The accident victim opens the door and steps outside to supervise the jumps by the other two skydivers.
Monitoring descent and generally assessing the landing area.
The approach was from over the airport and aimed to land in the area where the trailer was parked.
Three seconds prior to landing, starting to turn toward the right.
A split-second prior to landing.
Frame showing imminent impact at back-right corner of trailer. Note the windsock in the center.
During the impact. Left leg is buckling, head has tipped hard forward and downward. Shadows indicate he impacted the corner area of the metal trailer.
He hit the ground hard and his head was initially laying on the right side.
His head then shifted to lay on the left side.
Forty seconds later, he moved his right hand toward the front of his head, within view of the helmet camera.
The helmet (and camera) was removed from his head and set on the ground. Note the left arm, which remained motionless throughout the video.

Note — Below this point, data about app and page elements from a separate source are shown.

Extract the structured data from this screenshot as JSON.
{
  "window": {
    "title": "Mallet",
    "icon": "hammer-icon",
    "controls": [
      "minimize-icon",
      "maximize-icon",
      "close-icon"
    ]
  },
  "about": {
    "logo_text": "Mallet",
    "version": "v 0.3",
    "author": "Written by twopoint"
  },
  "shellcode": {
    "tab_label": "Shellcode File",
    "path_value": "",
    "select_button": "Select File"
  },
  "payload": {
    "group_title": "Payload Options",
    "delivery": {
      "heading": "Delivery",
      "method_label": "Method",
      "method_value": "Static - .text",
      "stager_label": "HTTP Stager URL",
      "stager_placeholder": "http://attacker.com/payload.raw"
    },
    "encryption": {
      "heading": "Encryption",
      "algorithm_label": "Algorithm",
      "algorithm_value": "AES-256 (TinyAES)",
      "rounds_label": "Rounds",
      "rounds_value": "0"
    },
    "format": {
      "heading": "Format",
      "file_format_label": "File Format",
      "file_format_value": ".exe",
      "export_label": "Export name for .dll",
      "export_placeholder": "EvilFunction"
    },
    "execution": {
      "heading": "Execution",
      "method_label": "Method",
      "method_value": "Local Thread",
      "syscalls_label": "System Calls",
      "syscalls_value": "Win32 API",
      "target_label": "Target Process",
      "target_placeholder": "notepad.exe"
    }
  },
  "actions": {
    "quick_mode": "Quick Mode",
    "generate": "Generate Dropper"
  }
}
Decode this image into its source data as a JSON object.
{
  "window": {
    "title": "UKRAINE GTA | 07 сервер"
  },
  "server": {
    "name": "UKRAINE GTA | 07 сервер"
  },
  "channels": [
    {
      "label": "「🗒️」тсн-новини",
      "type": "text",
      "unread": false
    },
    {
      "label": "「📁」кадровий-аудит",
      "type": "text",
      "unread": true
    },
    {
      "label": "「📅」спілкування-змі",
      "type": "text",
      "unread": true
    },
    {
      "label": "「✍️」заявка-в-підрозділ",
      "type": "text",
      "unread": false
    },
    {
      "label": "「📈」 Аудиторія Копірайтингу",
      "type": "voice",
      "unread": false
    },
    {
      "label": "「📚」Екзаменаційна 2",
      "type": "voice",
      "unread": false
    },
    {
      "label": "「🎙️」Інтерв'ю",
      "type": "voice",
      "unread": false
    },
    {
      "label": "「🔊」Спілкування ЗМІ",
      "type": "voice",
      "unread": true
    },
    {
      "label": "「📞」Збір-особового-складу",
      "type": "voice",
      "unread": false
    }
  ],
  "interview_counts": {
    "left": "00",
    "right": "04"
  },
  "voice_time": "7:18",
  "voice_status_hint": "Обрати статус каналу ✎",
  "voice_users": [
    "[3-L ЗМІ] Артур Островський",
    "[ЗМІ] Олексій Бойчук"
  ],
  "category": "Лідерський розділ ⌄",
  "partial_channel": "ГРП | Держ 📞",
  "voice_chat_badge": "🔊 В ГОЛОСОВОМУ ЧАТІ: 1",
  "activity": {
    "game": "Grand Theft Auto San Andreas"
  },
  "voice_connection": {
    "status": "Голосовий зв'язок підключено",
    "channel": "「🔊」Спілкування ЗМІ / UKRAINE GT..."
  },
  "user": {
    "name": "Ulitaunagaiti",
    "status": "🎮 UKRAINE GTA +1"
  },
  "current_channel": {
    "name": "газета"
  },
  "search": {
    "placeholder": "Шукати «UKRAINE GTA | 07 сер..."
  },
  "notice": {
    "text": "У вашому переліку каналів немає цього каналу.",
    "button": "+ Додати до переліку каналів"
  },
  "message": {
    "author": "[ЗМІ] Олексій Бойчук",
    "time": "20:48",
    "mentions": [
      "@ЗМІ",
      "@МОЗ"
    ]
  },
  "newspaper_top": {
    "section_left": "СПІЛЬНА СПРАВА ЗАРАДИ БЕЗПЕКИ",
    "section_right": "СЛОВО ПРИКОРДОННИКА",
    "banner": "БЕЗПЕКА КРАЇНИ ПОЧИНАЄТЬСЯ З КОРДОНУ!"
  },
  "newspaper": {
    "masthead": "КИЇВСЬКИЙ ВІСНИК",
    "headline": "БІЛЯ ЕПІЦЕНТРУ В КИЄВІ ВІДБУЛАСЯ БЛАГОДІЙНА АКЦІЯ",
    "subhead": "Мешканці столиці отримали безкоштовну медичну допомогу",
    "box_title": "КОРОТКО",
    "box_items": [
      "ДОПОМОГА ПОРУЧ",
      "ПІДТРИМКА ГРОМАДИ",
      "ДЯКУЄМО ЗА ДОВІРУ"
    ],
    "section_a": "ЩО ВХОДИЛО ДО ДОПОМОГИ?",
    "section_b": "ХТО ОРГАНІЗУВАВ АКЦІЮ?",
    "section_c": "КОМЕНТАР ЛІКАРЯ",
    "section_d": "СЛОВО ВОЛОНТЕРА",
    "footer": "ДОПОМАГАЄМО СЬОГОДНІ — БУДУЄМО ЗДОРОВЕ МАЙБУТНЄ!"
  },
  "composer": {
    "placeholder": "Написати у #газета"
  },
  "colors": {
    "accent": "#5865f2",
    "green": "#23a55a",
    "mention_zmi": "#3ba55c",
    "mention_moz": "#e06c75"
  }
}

He was sat up by the two staff manning the truck/trailer. It was at this point that they realized he had no sensitivity in his left arm.